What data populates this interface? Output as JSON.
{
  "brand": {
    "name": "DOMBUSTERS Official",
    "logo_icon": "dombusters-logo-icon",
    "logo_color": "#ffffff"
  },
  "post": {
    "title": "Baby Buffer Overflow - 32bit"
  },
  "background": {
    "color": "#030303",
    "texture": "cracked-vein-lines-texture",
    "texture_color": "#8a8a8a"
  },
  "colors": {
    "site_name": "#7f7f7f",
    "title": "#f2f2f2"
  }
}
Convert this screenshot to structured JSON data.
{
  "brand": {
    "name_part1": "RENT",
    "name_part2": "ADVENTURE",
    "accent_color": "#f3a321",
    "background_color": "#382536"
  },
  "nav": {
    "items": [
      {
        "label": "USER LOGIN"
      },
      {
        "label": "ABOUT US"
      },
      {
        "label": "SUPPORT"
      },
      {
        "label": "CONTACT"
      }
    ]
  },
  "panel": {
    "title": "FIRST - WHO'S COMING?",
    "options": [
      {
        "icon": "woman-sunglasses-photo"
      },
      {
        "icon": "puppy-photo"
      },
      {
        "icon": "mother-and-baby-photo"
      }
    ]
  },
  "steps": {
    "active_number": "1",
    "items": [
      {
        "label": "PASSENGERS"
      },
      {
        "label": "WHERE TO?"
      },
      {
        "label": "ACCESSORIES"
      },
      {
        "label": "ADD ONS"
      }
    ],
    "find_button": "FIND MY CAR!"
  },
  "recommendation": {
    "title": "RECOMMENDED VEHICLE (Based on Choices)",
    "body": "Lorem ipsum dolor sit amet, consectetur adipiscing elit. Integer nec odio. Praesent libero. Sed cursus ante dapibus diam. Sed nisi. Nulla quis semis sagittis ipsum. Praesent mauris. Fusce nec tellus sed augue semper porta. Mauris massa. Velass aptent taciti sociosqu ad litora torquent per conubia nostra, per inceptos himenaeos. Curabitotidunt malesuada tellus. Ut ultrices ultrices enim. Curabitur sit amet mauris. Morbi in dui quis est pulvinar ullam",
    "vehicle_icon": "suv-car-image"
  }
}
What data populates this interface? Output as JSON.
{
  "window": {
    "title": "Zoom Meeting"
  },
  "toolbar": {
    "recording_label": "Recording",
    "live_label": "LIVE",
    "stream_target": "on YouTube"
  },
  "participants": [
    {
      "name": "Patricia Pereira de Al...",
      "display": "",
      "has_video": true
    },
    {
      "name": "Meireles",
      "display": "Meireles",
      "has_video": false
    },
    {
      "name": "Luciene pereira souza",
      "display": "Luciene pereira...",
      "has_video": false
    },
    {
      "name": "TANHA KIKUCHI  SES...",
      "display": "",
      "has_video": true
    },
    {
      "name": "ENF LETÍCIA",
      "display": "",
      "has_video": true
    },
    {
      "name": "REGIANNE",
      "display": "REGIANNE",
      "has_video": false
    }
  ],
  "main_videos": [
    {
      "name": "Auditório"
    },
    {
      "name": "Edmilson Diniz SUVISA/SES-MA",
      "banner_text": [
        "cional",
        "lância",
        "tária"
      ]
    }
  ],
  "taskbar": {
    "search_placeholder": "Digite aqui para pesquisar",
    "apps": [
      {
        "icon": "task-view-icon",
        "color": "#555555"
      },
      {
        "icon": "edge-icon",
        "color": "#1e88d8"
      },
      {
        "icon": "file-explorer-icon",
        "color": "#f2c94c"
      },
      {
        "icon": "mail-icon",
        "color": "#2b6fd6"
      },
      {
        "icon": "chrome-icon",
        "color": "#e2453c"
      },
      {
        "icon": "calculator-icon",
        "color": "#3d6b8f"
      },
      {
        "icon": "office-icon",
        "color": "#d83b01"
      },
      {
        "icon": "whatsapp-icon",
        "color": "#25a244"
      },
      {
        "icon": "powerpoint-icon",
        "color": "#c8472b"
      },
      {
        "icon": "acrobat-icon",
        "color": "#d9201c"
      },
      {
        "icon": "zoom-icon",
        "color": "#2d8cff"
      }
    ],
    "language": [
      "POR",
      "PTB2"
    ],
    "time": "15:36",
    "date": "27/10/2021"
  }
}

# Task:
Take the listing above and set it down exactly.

# Solution for this problem:
What data populates this interface? Output as JSON.
{
  "brand": {
    "name": "DOMBUSTERS Official",
    "logo_icon": "dombusters-logo-icon",
    "logo_color": "#ffffff"
  },
  "post": {
    "title": "Baby Buffer Overflow - 32bit"
  },
  "background": {
    "color": "#030303",
    "texture": "cracked-vein-lines-texture",
    "texture_color": "#8a8a8a"
  },
  "colors": {
    "site_name": "#7f7f7f",
    "title": "#f2f2f2"
  }
}
Convert this screenshot to structured JSON data.
{
  "brand": {
    "name_part1": "RENT",
    "name_part2": "ADVENTURE",
    "accent_color": "#f3a321",
    "background_color": "#382536"
  },
  "nav": {
    "items": [
      {
        "label": "USER LOGIN"
      },
      {
        "label": "ABOUT US"
      },
      {
        "label": "SUPPORT"
      },
      {
        "label": "CONTACT"
      }
    ]
  },
  "panel": {
    "title": "FIRST - WHO'S COMING?",
    "options": [
      {
        "icon": "woman-sunglasses-photo"
      },
      {
        "icon": "puppy-photo"
      },
      {
        "icon": "mother-and-baby-photo"
      }
    ]
  },
  "steps": {
    "active_number": "1",
    "items": [
      {
        "label": "PASSENGERS"
      },
      {
        "label": "WHERE TO?"
      },
      {
        "label": "ACCESSORIES"
      },
      {
        "label": "ADD ONS"
      }
    ],
    "find_button": "FIND MY CAR!"
  },
  "recommendation": {
    "title": "RECOMMENDED VEHICLE (Based on Choices)",
    "body": "Lorem ipsum dolor sit amet, consectetur adipiscing elit. Integer nec odio. Praesent libero. Sed cursus ante dapibus diam. Sed nisi. Nulla quis semis sagittis ipsum. Praesent mauris. Fusce nec tellus sed augue semper porta. Mauris massa. Velass aptent taciti sociosqu ad litora torquent per conubia nostra, per inceptos himenaeos. Curabitotidunt malesuada tellus. Ut ultrices ultrices enim. Curabitur sit amet mauris. Morbi in dui quis est pulvinar ullam",
    "vehicle_icon": "suv-car-image"
  }
}
What data populates this interface? Output as JSON.
{
  "window": {
    "title": "Zoom Meeting"
  },
  "toolbar": {
    "recording_label": "Recording",
    "live_label": "LIVE",
    "stream_target": "on YouTube"
  },
  "participants": [
    {
      "name": "Patricia Pereira de Al...",
      "display": "",
      "has_video": true
    },
    {
      "name": "Meireles",
      "display": "Meireles",
      "has_video": false
    },
    {
      "name": "Luciene pereira souza",
      "display": "Luciene pereira...",
      "has_video": false
    },
    {
      "name": "TANHA KIKUCHI  SES...",
      "display": "",
      "has_video": true
    },
    {
      "name": "ENF LETÍCIA",
      "display": "",
      "has_video": true
    },
    {
      "name": "REGIANNE",
      "display": "REGIANNE",
      "has_video": false
    }
  ],
  "main_videos": [
    {
      "name": "Auditório"
    },
    {
      "name": "Edmilson Diniz SUVISA/SES-MA",
      "banner_text": [
        "cional",
        "lância",
        "tária"
      ]
    }
  ],
  "taskbar": {
    "search_placeholder": "Digite aqui para pesquisar",
    "apps": [
      {
        "icon": "task-view-icon",
        "color": "#555555"
      },
      {
        "icon": "edge-icon",
        "color": "#1e88d8"
      },
      {
        "icon": "file-explorer-icon",
        "color": "#f2c94c"
      },
      {
        "icon": "mail-icon",
        "color": "#2b6fd6"
      },
      {
        "icon": "chrome-icon",
        "color": "#e2453c"
      },
      {
        "icon": "calculator-icon",
        "color": "#3d6b8f"
      },
      {
        "icon": "office-icon",
        "color": "#d83b01"
      },
      {
        "icon": "whatsapp-icon",
        "color": "#25a244"
      },
      {
        "icon": "powerpoint-icon",
        "color": "#c8472b"
      },
      {
        "icon": "acrobat-icon",
        "color": "#d9201c"
      },
      {
        "icon": "zoom-icon",
        "color": "#2d8cff"
      }
    ],
    "language": [
      "POR",
      "PTB2"
    ],
    "time": "15:36",
    "date": "27/10/2021"
  }
}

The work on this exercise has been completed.